Last month I was reading two of Graham Greene's fantastically prescient novels, The Quiet American and Our Man in Havana. His perception of where events were headed in Saigon (early 1950s) and Havana (later 1950s) led me to imagining how much better off the U.S. might have been if Greene had been paid more attention by our policymakers. (It probably didn't make him any more attractive to them that he was defiantly anti-American, mostly, one feels, after reading these novels, because he felt we were doing a bad job replacing the Brits as the world's movers and shakers--or even now, as the surviving superpower.)
If you read these two novels, you will see how he anticipates the gradual replacement of the French by the U.S. as the equivalent of the colonial power in Viet Nam, and the likelihood that the corrupt Batista regime in Cuba would be overthrown by revolutionaries of some sort, who were predictably less than thrilled with the U.S.'s then-common support of dictators in Latin America like Batista.
So after three presidents--Eisenhower, Kennedy, and Johnson--got deeper into Viet Nam--yes, the first two didn't go that far but they definitely set the stage and then some, it took many years to defuse the domino theory as the key element in American foreign policy in Asia.
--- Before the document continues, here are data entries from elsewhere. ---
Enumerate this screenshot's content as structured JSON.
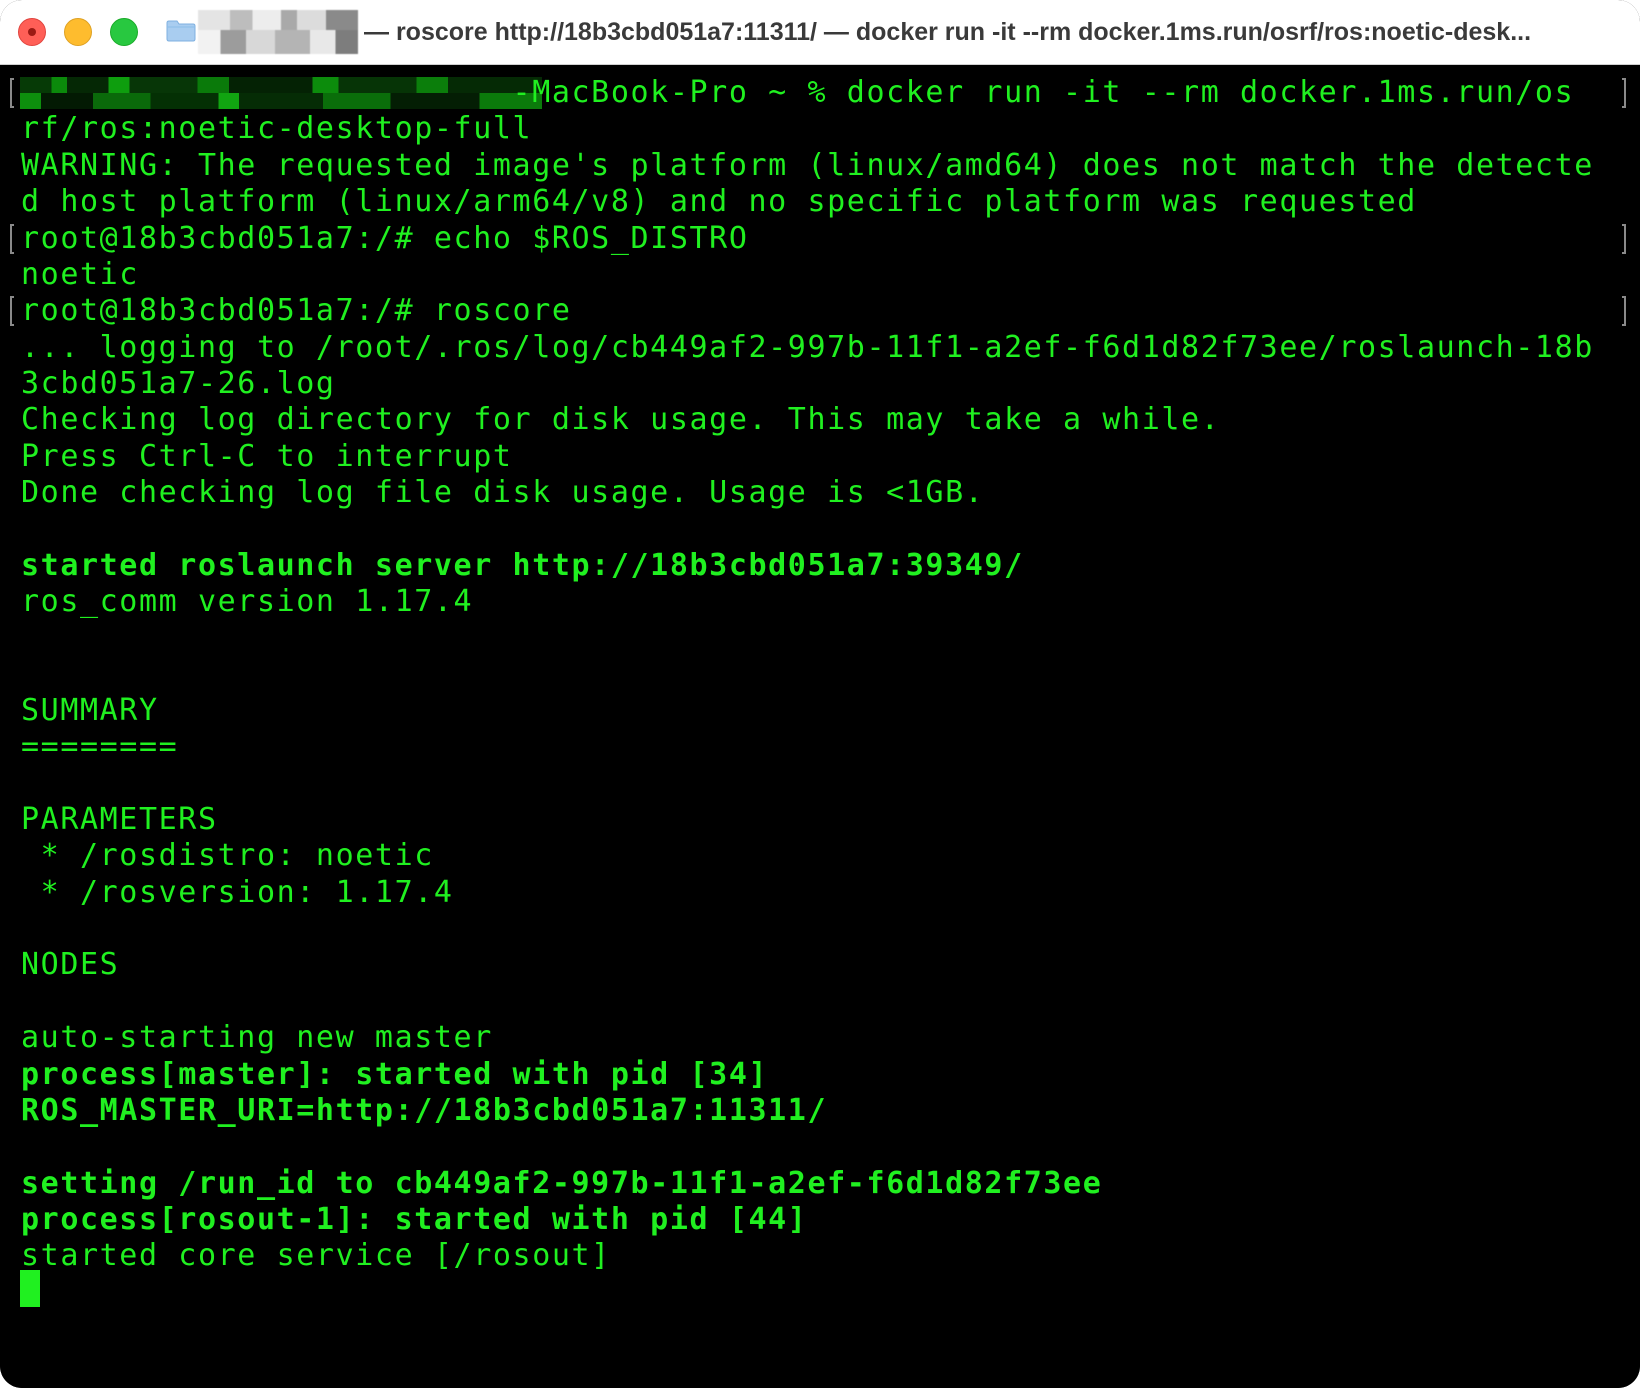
{
  "window": {
    "title": "— roscore http://18b3cbd051a7:11311/ — docker run -it --rm docker.1ms.run/osrf/ros:noetic-desk..."
  },
  "colors": {
    "terminal_bg": "#000000",
    "terminal_fg": "#20f020",
    "titlebar_bg": "#ffffff",
    "close": "#ff5f57",
    "minimize": "#febc2e",
    "zoom": "#28c840"
  },
  "icons": [
    "folder-icon"
  ],
  "terminal": {
    "lines": [
      "                         -MacBook-Pro ~ % docker run -it --rm docker.1ms.run/os",
      "rf/ros:noetic-desktop-full",
      "WARNING: The requested image's platform (linux/amd64) does not match the detecte",
      "d host platform (linux/arm64/v8) and no specific platform was requested",
      "root@18b3cbd051a7:/# echo $ROS_DISTRO",
      "noetic",
      "root@18b3cbd051a7:/# roscore",
      "... logging to /root/.ros/log/cb449af2-997b-11f1-a2ef-f6d1d82f73ee/roslaunch-18b",
      "3cbd051a7-26.log",
      "Checking log directory for disk usage. This may take a while.",
      "Press Ctrl-C to interrupt",
      "Done checking log file disk usage. Usage is <1GB.",
      "",
      "started roslaunch server http://18b3cbd051a7:39349/",
      "ros_comm version 1.17.4",
      "",
      "",
      "SUMMARY",
      "========",
      "",
      "PARAMETERS",
      " * /rosdistro: noetic",
      " * /rosversion: 1.17.4",
      "",
      "NODES",
      "",
      "auto-starting new master",
      "process[master]: started with pid [34]",
      "ROS_MASTER_URI=http://18b3cbd051a7:11311/",
      "",
      "setting /run_id to cb449af2-997b-11f1-a2ef-f6d1d82f73ee",
      "process[rosout-1]: started with pid [44]",
      "started core service [/rosout]"
    ]
  }
}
Then we had the totally irresponsible invasion of Iraq premised on a patchwork of lies and a needless invasion of Afghanistan--one had thought that the result of the 9/11 act of terror should have been a focused search for Bin Laden, not a wholesale invasion of two countries.
President Obama seemed incapable of appreciating that yes, we had invaded Afghanistan and deposed the Taliban, only to let them return as we shifted to an even less relevant theatre: Iraq, but that we still didn't need to be in Afghanistan since no one from the outside has ever been able to end up victorious in that unwholesome atmosphere.
He has shown some success--not that he gets much credit from an ignorant media. Under his leadership, the objective of getting Bin Laden was accomplished and Obama managed to accomplish some limited goals in Libya without committing troops on the ground and by rallying allies. Perfect--no, and his staff let him down by ignoring the shaky situation in Libya so as to allow terrorists to storm the Benghazi consulate and then to put out some b.s. about the event rather than play it straight. Had it not been for that mishap, Libya might stand as a success--sure, a qualified one, but a success all the same for intervening without getting into a prolonged conflict.
So now Obama is rightfully reluctant to commit to major involvement in Syria. Yes, he should have exercised the limited use-of-force option some time ago but it still can be a good approach. And he should be given credit for involving Congress--both for satisfying those (some friends of mine among them) who believe that Congressional action is mandatory, and for assuring that the people's representatives charged with making the decision to go to war are on board.